Excerpted data:
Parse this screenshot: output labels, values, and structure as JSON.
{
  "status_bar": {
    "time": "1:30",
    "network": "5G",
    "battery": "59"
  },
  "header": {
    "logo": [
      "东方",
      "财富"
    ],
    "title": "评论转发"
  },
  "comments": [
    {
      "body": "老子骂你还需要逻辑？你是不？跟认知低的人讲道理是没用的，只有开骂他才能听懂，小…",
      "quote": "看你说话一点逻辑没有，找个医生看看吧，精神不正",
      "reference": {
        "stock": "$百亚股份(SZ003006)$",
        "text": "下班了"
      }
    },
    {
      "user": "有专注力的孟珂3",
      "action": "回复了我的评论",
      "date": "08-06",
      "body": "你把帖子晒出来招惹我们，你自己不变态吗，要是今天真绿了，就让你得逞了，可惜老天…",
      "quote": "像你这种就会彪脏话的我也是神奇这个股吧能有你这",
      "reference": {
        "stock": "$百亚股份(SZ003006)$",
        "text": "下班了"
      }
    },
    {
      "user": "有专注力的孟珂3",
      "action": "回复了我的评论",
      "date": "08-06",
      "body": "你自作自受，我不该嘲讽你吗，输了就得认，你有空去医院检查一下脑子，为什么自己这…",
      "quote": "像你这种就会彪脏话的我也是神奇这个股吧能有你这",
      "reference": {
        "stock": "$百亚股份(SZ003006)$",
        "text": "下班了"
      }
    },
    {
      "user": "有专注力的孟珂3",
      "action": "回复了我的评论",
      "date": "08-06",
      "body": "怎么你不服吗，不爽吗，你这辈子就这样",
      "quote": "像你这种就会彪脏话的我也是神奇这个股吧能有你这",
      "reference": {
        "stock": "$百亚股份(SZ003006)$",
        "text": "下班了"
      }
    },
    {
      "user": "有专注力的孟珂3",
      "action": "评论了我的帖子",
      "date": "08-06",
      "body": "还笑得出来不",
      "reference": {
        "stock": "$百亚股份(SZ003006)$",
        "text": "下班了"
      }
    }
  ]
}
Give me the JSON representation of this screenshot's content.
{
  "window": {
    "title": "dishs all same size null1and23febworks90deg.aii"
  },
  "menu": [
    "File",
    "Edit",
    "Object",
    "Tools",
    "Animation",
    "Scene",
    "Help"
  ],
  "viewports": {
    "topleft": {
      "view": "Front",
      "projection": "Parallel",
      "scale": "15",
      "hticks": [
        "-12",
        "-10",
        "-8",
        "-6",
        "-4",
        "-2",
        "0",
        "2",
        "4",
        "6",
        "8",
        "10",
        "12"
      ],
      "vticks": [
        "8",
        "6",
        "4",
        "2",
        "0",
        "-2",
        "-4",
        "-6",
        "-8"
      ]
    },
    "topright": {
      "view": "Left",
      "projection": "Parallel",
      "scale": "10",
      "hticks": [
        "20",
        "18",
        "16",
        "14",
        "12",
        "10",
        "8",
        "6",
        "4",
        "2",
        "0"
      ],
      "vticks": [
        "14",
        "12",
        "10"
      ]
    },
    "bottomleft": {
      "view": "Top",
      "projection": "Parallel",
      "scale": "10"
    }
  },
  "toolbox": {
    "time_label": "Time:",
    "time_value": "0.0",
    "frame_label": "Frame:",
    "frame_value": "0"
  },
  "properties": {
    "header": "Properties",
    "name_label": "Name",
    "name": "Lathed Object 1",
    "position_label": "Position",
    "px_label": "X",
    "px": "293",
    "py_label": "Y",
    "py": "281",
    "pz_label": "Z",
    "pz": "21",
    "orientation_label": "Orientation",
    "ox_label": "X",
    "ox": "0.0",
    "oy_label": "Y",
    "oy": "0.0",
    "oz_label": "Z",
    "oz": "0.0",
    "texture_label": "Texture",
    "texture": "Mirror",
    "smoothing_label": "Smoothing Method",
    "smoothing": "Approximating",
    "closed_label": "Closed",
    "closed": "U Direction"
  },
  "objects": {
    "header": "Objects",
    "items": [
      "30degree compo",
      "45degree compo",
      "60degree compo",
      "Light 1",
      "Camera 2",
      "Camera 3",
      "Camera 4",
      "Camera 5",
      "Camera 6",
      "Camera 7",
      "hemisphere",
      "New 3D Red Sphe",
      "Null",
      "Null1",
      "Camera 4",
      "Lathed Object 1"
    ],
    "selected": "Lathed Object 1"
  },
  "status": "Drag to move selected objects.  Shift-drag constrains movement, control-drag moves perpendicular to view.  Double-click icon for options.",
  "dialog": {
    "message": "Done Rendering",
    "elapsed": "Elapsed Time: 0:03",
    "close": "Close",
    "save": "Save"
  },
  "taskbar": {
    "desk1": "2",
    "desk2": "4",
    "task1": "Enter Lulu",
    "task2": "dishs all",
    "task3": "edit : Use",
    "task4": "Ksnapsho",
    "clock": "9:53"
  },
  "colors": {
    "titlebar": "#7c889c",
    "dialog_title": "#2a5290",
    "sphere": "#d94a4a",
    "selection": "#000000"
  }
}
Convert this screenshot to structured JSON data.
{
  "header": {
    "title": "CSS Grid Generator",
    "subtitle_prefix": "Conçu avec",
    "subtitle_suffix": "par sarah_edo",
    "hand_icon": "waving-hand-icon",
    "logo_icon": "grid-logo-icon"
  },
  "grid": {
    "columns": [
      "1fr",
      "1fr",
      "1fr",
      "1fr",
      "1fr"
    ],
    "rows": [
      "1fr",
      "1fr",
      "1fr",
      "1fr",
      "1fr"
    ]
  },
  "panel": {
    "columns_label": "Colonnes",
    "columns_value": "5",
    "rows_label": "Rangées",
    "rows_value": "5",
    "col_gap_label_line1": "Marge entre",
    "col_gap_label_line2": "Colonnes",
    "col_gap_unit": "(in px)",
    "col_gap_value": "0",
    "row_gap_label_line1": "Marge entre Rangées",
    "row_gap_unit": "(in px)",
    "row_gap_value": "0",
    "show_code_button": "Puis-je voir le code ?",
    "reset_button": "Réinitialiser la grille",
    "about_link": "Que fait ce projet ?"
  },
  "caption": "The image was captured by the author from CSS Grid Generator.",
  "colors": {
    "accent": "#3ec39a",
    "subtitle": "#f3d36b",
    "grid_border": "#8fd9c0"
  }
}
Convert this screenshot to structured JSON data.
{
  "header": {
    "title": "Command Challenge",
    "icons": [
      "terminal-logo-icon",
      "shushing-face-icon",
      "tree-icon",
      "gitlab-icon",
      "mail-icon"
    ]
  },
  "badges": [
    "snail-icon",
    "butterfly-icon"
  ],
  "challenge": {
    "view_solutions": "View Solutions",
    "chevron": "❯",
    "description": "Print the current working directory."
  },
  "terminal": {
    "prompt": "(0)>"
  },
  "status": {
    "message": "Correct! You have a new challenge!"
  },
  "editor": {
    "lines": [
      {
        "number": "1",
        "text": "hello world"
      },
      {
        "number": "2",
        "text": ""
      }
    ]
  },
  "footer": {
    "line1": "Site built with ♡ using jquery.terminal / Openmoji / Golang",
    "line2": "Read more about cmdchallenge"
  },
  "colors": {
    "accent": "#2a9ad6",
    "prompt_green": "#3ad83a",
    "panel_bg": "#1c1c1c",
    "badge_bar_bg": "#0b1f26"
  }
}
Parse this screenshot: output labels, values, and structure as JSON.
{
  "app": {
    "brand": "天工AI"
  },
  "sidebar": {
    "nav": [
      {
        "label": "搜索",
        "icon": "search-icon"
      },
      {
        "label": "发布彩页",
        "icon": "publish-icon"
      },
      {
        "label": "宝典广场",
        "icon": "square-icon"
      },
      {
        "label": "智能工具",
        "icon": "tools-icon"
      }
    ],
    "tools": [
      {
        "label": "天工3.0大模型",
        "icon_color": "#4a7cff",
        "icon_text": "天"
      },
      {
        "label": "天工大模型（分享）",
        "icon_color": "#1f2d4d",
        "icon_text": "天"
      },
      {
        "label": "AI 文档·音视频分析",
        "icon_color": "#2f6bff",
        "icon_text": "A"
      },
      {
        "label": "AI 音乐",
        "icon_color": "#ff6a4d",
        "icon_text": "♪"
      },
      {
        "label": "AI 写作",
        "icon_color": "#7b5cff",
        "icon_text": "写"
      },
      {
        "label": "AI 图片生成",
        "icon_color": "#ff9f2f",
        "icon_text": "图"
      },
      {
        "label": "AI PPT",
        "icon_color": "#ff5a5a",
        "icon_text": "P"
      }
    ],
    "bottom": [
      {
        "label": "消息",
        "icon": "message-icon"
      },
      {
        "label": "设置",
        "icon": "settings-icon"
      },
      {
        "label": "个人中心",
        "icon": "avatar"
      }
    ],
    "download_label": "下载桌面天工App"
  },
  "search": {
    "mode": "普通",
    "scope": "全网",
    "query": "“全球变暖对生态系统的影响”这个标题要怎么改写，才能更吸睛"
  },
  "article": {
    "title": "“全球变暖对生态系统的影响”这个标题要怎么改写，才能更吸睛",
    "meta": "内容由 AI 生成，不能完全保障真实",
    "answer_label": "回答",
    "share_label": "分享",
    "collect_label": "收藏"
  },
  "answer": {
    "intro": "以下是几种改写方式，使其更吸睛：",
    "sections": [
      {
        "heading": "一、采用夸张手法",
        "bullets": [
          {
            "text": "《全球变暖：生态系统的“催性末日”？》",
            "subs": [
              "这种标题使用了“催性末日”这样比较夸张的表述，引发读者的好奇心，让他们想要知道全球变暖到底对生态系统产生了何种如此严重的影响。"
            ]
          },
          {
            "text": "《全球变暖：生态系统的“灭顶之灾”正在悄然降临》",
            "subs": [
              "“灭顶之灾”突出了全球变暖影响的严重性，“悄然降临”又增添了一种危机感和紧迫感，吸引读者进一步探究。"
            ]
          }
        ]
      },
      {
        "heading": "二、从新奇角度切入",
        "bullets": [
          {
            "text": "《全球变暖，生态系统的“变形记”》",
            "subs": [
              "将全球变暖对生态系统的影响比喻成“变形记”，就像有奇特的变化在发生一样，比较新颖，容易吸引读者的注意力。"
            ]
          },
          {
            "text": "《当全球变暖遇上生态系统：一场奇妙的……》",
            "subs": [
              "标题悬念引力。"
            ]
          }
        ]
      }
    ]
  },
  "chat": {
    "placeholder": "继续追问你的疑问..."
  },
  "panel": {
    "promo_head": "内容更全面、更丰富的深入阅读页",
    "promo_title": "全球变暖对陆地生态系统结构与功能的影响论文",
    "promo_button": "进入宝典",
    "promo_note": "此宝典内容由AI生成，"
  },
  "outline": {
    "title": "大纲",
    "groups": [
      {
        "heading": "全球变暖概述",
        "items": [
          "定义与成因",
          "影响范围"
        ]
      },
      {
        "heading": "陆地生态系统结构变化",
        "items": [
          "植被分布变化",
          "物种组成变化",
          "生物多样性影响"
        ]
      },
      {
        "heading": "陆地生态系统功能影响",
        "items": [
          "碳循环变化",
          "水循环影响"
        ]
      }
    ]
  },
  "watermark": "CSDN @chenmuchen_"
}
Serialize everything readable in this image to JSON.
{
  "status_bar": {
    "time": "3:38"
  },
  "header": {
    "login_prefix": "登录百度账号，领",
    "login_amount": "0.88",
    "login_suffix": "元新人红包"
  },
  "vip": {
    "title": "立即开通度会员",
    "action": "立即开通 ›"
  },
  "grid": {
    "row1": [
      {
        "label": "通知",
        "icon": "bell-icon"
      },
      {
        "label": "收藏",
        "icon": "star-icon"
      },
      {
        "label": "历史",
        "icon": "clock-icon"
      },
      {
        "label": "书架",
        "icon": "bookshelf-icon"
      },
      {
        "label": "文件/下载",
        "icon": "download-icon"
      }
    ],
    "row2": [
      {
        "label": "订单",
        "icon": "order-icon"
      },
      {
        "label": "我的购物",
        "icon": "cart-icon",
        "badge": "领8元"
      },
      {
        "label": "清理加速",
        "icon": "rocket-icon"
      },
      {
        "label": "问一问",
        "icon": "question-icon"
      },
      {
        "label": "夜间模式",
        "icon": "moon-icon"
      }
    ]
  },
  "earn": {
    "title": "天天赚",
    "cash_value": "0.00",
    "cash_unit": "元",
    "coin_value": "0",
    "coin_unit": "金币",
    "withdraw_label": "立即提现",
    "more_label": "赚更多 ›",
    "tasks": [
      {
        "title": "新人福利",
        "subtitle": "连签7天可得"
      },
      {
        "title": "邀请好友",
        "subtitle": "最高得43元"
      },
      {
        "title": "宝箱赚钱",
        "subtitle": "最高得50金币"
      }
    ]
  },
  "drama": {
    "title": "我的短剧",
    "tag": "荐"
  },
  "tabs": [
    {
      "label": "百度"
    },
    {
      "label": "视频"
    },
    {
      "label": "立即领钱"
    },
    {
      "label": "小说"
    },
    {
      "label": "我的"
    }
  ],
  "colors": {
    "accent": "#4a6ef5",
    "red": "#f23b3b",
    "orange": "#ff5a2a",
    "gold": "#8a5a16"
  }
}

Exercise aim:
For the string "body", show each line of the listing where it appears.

Written reply:
      "body": "老子骂你还需要逻辑？你是不？跟认知低的人讲道理是没用的，只有开骂他才能听懂，小…",
      "body": "你把帖子晒出来招惹我们，你自己不变态吗，要是今天真绿了，就让你得逞了，可惜老天…",
      "body": "你自作自受，我不该嘲讽你吗，输了就得认，你有空去医院检查一下脑子，为什么自己这…",
      "body": "怎么你不服吗，不爽吗，你这辈子就这样",
      "body": "还笑得出来不",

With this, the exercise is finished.